THE PROBLEM:
The entries below are to be given back exactly, with images excluded.

INFORMATION:
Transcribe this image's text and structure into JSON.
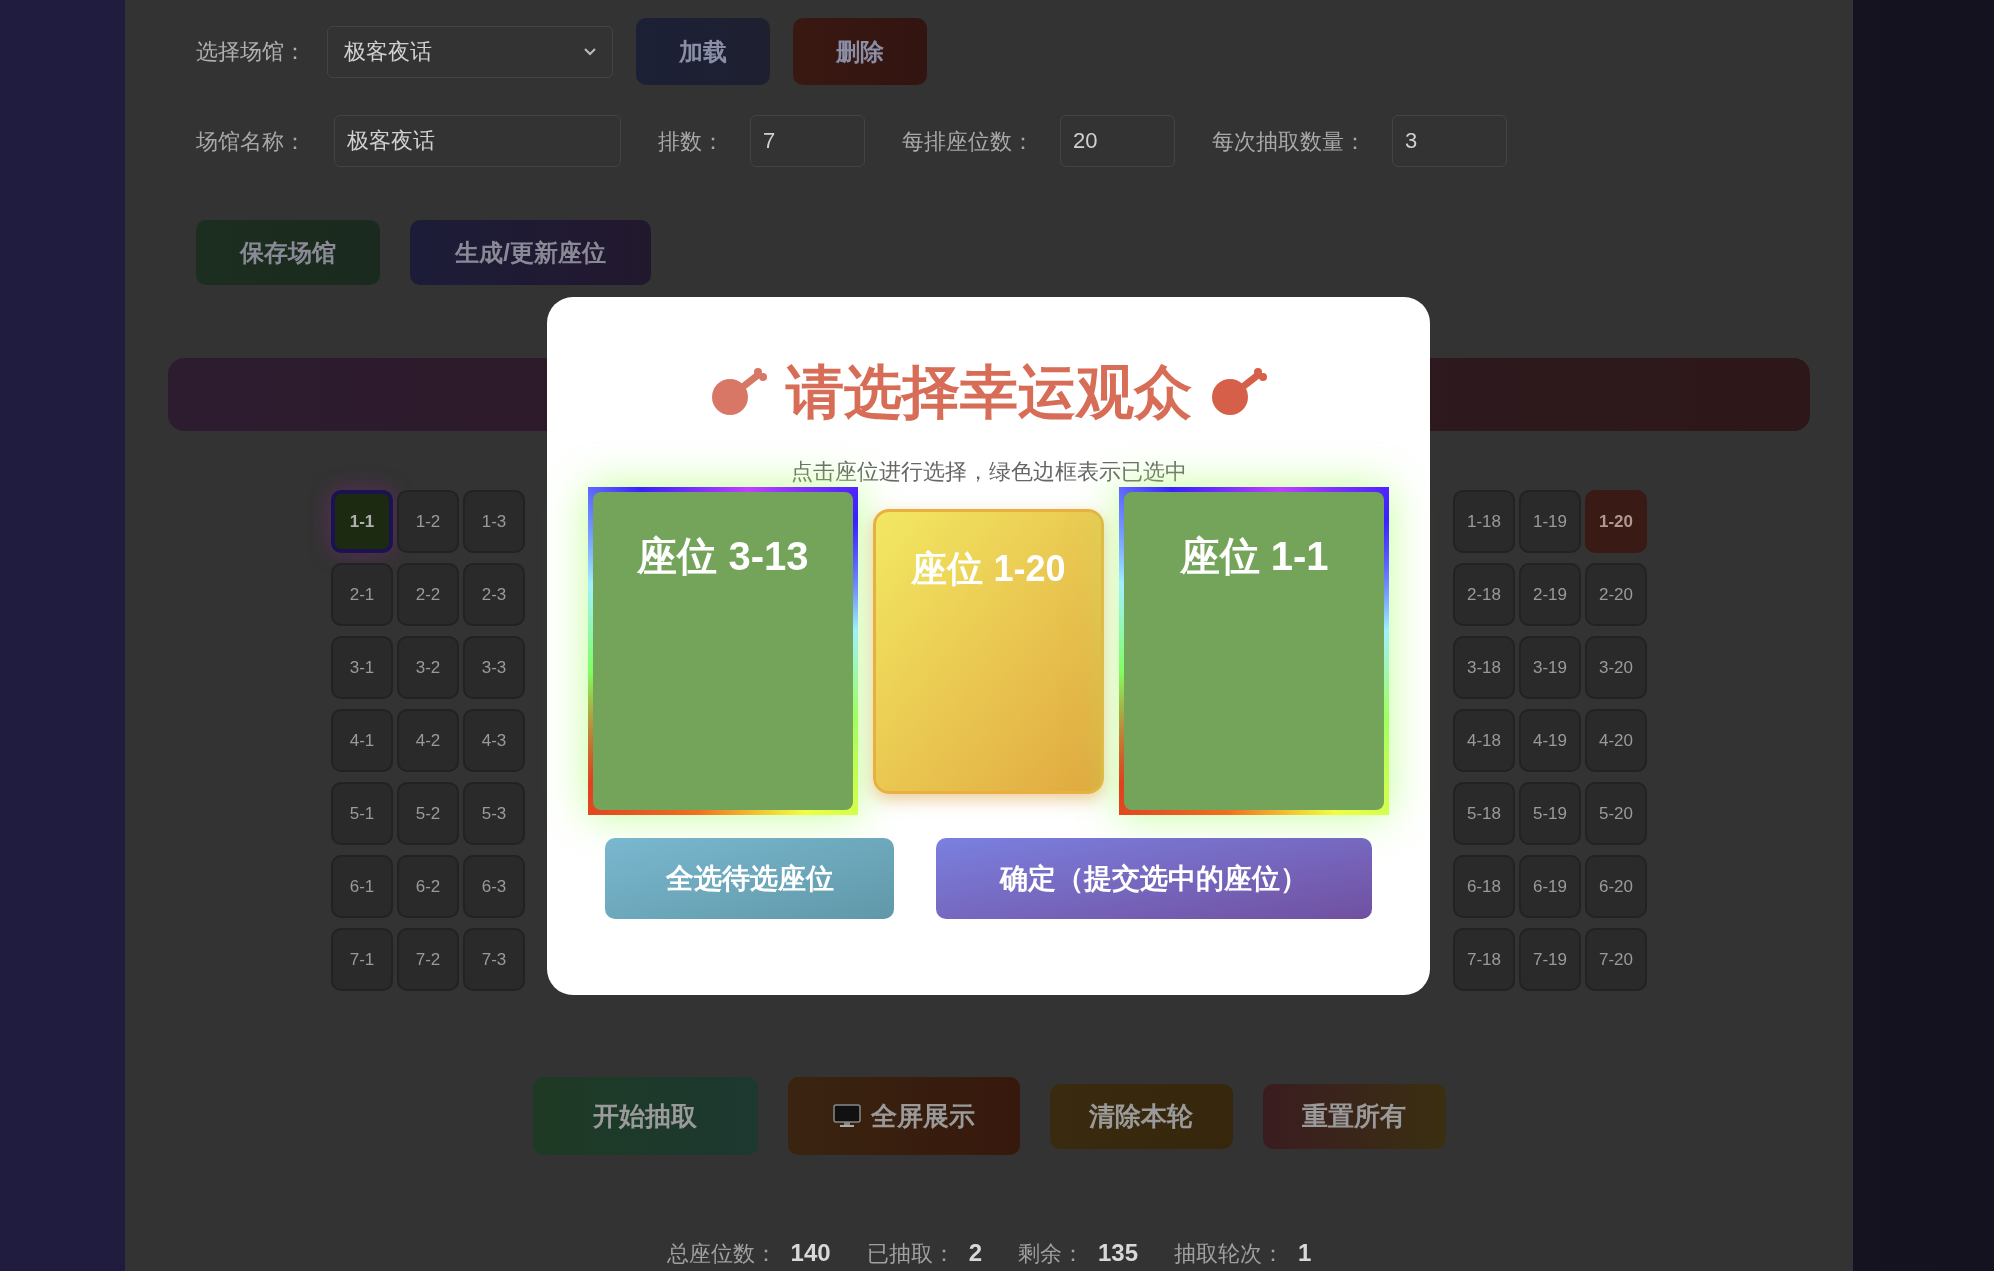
{
  "venue_bar": {
    "label": "选择场馆：",
    "select": {
      "value": "极客夜话"
    },
    "buttons": [
      {
        "label": "加载",
        "kind": "load"
      },
      {
        "label": "删除",
        "kind": "delete"
      }
    ]
  },
  "venue_form": {
    "fields": [
      {
        "label": "场馆名称：",
        "value": "极客夜话",
        "kind": "wide"
      },
      {
        "label": "排数：",
        "value": "7",
        "kind": "narrow"
      },
      {
        "label": "每排座位数：",
        "value": "20",
        "kind": "narrow"
      },
      {
        "label": "每次抽取数量：",
        "value": "3",
        "kind": "narrow"
      }
    ],
    "buttons": [
      {
        "label": "保存场馆",
        "kind": "save"
      },
      {
        "label": "生成/更新座位",
        "kind": "generate"
      }
    ]
  },
  "seat_rows": [
    {
      "left": [
        {
          "label": "1-1",
          "picked": true,
          "drawn": false
        },
        {
          "label": "1-2",
          "picked": false,
          "drawn": false
        },
        {
          "label": "1-3",
          "picked": false,
          "drawn": false
        }
      ],
      "right": [
        {
          "label": "1-18",
          "picked": false,
          "drawn": false
        },
        {
          "label": "1-19",
          "picked": false,
          "drawn": false
        },
        {
          "label": "1-20",
          "picked": false,
          "drawn": true
        }
      ]
    },
    {
      "left": [
        {
          "label": "2-1",
          "picked": false,
          "drawn": false
        },
        {
          "label": "2-2",
          "picked": false,
          "drawn": false
        },
        {
          "label": "2-3",
          "picked": false,
          "drawn": false
        }
      ],
      "right": [
        {
          "label": "2-18",
          "picked": false,
          "drawn": false
        },
        {
          "label": "2-19",
          "picked": false,
          "drawn": false
        },
        {
          "label": "2-20",
          "picked": false,
          "drawn": false
        }
      ]
    },
    {
      "left": [
        {
          "label": "3-1",
          "picked": false,
          "drawn": false
        },
        {
          "label": "3-2",
          "picked": false,
          "drawn": false
        },
        {
          "label": "3-3",
          "picked": false,
          "drawn": false
        }
      ],
      "right": [
        {
          "label": "3-18",
          "picked": false,
          "drawn": false
        },
        {
          "label": "3-19",
          "picked": false,
          "drawn": false
        },
        {
          "label": "3-20",
          "picked": false,
          "drawn": false
        }
      ]
    },
    {
      "left": [
        {
          "label": "4-1",
          "picked": false,
          "drawn": false
        },
        {
          "label": "4-2",
          "picked": false,
          "drawn": false
        },
        {
          "label": "4-3",
          "picked": false,
          "drawn": false
        }
      ],
      "right": [
        {
          "label": "4-18",
          "picked": false,
          "drawn": false
        },
        {
          "label": "4-19",
          "picked": false,
          "drawn": false
        },
        {
          "label": "4-20",
          "picked": false,
          "drawn": false
        }
      ]
    },
    {
      "left": [
        {
          "label": "5-1",
          "picked": false,
          "drawn": false
        },
        {
          "label": "5-2",
          "picked": false,
          "drawn": false
        },
        {
          "label": "5-3",
          "picked": false,
          "drawn": false
        }
      ],
      "right": [
        {
          "label": "5-18",
          "picked": false,
          "drawn": false
        },
        {
          "label": "5-19",
          "picked": false,
          "drawn": false
        },
        {
          "label": "5-20",
          "picked": false,
          "drawn": false
        }
      ]
    },
    {
      "left": [
        {
          "label": "6-1",
          "picked": false,
          "drawn": false
        },
        {
          "label": "6-2",
          "picked": false,
          "drawn": false
        },
        {
          "label": "6-3",
          "picked": false,
          "drawn": false
        }
      ],
      "right": [
        {
          "label": "6-18",
          "picked": false,
          "drawn": false
        },
        {
          "label": "6-19",
          "picked": false,
          "drawn": false
        },
        {
          "label": "6-20",
          "picked": false,
          "drawn": false
        }
      ]
    },
    {
      "left": [
        {
          "label": "7-1",
          "picked": false,
          "drawn": false
        },
        {
          "label": "7-2",
          "picked": false,
          "drawn": false
        },
        {
          "label": "7-3",
          "picked": false,
          "drawn": false
        }
      ],
      "right": [
        {
          "label": "7-18",
          "picked": false,
          "drawn": false
        },
        {
          "label": "7-19",
          "picked": false,
          "drawn": false
        },
        {
          "label": "7-20",
          "picked": false,
          "drawn": false
        }
      ]
    }
  ],
  "actions": [
    {
      "label": "开始抽取",
      "kind": "start"
    },
    {
      "label": "全屏展示",
      "kind": "fullscreen"
    },
    {
      "label": "清除本轮",
      "kind": "clear"
    },
    {
      "label": "重置所有",
      "kind": "reset"
    }
  ],
  "stats": [
    {
      "label": "总座位数：",
      "value": "140"
    },
    {
      "label": "已抽取：",
      "value": "2"
    },
    {
      "label": "剩余：",
      "value": "135"
    },
    {
      "label": "抽取轮次：",
      "value": "1"
    }
  ],
  "modal": {
    "title": "请选择幸运观众",
    "hint": "点击座位进行选择，绿色边框表示已选中",
    "cards": [
      {
        "label": "座位 3-13",
        "selected": true
      },
      {
        "label": "座位 1-20",
        "selected": false
      },
      {
        "label": "座位 1-1",
        "selected": true
      }
    ],
    "buttons": [
      {
        "label": "全选待选座位",
        "kind": "select_all"
      },
      {
        "label": "确定（提交选中的座位）",
        "kind": "confirm"
      }
    ]
  }
}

TASK RESPONSE:
Transcribe this image's text and structure into JSON.
{
  "venue_bar": {
    "label": "选择场馆：",
    "select": {
      "value": "极客夜话"
    },
    "buttons": [
      {
        "label": "加载",
        "kind": "load"
      },
      {
        "label": "删除",
        "kind": "delete"
      }
    ]
  },
  "venue_form": {
    "fields": [
      {
        "label": "场馆名称：",
        "value": "极客夜话",
        "kind": "wide"
      },
      {
        "label": "排数：",
        "value": "7",
        "kind": "narrow"
      },
      {
        "label": "每排座位数：",
        "value": "20",
        "kind": "narrow"
      },
      {
        "label": "每次抽取数量：",
        "value": "3",
        "kind": "narrow"
      }
    ],
    "buttons": [
      {
        "label": "保存场馆",
        "kind": "save"
      },
      {
        "label": "生成/更新座位",
        "kind": "generate"
      }
    ]
  },
  "seat_rows": [
    {
      "left": [
        {
          "label": "1-1",
          "picked": true,
          "drawn": false
        },
        {
          "label": "1-2",
          "picked": false,
          "drawn": false
        },
        {
          "label": "1-3",
          "picked": false,
          "drawn": false
        }
      ],
      "right": [
        {
          "label": "1-18",
          "picked": false,
          "drawn": false
        },
        {
          "label": "1-19",
          "picked": false,
          "drawn": false
        },
        {
          "label": "1-20",
          "picked": false,
          "drawn": true
        }
      ]
    },
    {
      "left": [
        {
          "label": "2-1",
          "picked": false,
          "drawn": false
        },
        {
          "label": "2-2",
          "picked": false,
          "drawn": false
        },
        {
          "label": "2-3",
          "picked": false,
          "drawn": false
        }
      ],
      "right": [
        {
          "label": "2-18",
          "picked": false,
          "drawn": false
        },
        {
          "label": "2-19",
          "picked": false,
          "drawn": false
        },
        {
          "label": "2-20",
          "picked": false,
          "drawn": false
        }
      ]
    },
    {
      "left": [
        {
          "label": "3-1",
          "picked": false,
          "drawn": false
        },
        {
          "label": "3-2",
          "picked": false,
          "drawn": false
        },
        {
          "label": "3-3",
          "picked": false,
          "drawn": false
        }
      ],
      "right": [
        {
          "label": "3-18",
          "picked": false,
          "drawn": false
        },
        {
          "label": "3-19",
          "picked": false,
          "drawn": false
        },
        {
          "label": "3-20",
          "picked": false,
          "drawn": false
        }
      ]
    },
    {
      "left": [
        {
          "label": "4-1",
          "picked": false,
          "drawn": false
        },
        {
          "label": "4-2",
          "picked": false,
          "drawn": false
        },
        {
          "label": "4-3",
          "picked": false,
          "drawn": false
        }
      ],
      "right": [
        {
          "label": "4-18",
          "picked": false,
          "drawn": false
        },
        {
          "label": "4-19",
          "picked": false,
          "drawn": false
        },
        {
          "label": "4-20",
          "picked": false,
          "drawn": false
        }
      ]
    },
    {
      "left": [
        {
          "label": "5-1",
          "picked": false,
          "drawn": false
        },
        {
          "label": "5-2",
          "picked": false,
          "drawn": false
        },
        {
          "label": "5-3",
          "picked": false,
          "drawn": false
        }
      ],
      "right": [
        {
          "label": "5-18",
          "picked": false,
          "drawn": false
        },
        {
          "label": "5-19",
          "picked": false,
          "drawn": false
        },
        {
          "label": "5-20",
          "picked": false,
          "drawn": false
        }
      ]
    },
    {
      "left": [
        {
          "label": "6-1",
          "picked": false,
          "drawn": false
        },
        {
          "label": "6-2",
          "picked": false,
          "drawn": false
        },
        {
          "label": "6-3",
          "picked": false,
          "drawn": false
        }
      ],
      "right": [
        {
          "label": "6-18",
          "picked": false,
          "drawn": false
        },
        {
          "label": "6-19",
          "picked": false,
          "drawn": false
        },
        {
          "label": "6-20",
          "picked": false,
          "drawn": false
        }
      ]
    },
    {
      "left": [
        {
          "label": "7-1",
          "picked": false,
          "drawn": false
        },
        {
          "label": "7-2",
          "picked": false,
          "drawn": false
        },
        {
          "label": "7-3",
          "picked": false,
          "drawn": false
        }
      ],
      "right": [
        {
          "label": "7-18",
          "picked": false,
          "drawn": false
        },
        {
          "label": "7-19",
          "picked": false,
          "drawn": false
        },
        {
          "label": "7-20",
          "picked": false,
          "drawn": false
        }
      ]
    }
  ],
  "actions": [
    {
      "label": "开始抽取",
      "kind": "start"
    },
    {
      "label": "全屏展示",
      "kind": "fullscreen"
    },
    {
      "label": "清除本轮",
      "kind": "clear"
    },
    {
      "label": "重置所有",
      "kind": "reset"
    }
  ],
  "stats": [
    {
      "label": "总座位数：",
      "value": "140"
    },
    {
      "label": "已抽取：",
      "value": "2"
    },
    {
      "label": "剩余：",
      "value": "135"
    },
    {
      "label": "抽取轮次：",
      "value": "1"
    }
  ],
  "modal": {
    "title": "请选择幸运观众",
    "hint": "点击座位进行选择，绿色边框表示已选中",
    "cards": [
      {
        "label": "座位 3-13",
        "selected": true
      },
      {
        "label": "座位 1-20",
        "selected": false
      },
      {
        "label": "座位 1-1",
        "selected": true
      }
    ],
    "buttons": [
      {
        "label": "全选待选座位",
        "kind": "select_all"
      },
      {
        "label": "确定（提交选中的座位）",
        "kind": "confirm"
      }
    ]
  }
}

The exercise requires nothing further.